[Interface dataset entries]
Start of Block

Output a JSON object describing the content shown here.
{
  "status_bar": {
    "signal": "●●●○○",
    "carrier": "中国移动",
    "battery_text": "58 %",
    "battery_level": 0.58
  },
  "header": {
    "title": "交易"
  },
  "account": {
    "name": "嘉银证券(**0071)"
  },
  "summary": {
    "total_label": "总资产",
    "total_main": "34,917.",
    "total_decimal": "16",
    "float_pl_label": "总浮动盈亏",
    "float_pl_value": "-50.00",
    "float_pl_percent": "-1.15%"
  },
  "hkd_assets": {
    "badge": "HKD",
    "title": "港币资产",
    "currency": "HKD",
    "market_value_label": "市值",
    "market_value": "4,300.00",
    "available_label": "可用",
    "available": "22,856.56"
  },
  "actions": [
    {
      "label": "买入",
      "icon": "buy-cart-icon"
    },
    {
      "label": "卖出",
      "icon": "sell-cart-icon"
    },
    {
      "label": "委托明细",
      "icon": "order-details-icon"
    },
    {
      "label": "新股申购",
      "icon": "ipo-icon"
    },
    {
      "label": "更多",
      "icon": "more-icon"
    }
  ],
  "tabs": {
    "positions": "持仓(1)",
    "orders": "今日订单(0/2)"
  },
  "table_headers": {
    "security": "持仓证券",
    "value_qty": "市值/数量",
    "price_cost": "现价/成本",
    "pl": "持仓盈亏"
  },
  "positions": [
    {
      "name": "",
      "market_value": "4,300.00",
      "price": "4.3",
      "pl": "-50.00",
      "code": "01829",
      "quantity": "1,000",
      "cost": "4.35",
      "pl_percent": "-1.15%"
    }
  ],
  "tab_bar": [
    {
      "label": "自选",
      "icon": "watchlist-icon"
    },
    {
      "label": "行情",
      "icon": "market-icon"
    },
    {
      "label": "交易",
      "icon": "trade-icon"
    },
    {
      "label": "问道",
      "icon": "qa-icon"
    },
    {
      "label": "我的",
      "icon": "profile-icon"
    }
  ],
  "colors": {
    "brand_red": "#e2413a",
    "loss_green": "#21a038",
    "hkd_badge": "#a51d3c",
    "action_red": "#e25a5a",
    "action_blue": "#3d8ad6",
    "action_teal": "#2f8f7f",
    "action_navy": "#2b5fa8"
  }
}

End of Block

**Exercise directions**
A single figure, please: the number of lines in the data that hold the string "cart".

**Response to this exercise**
2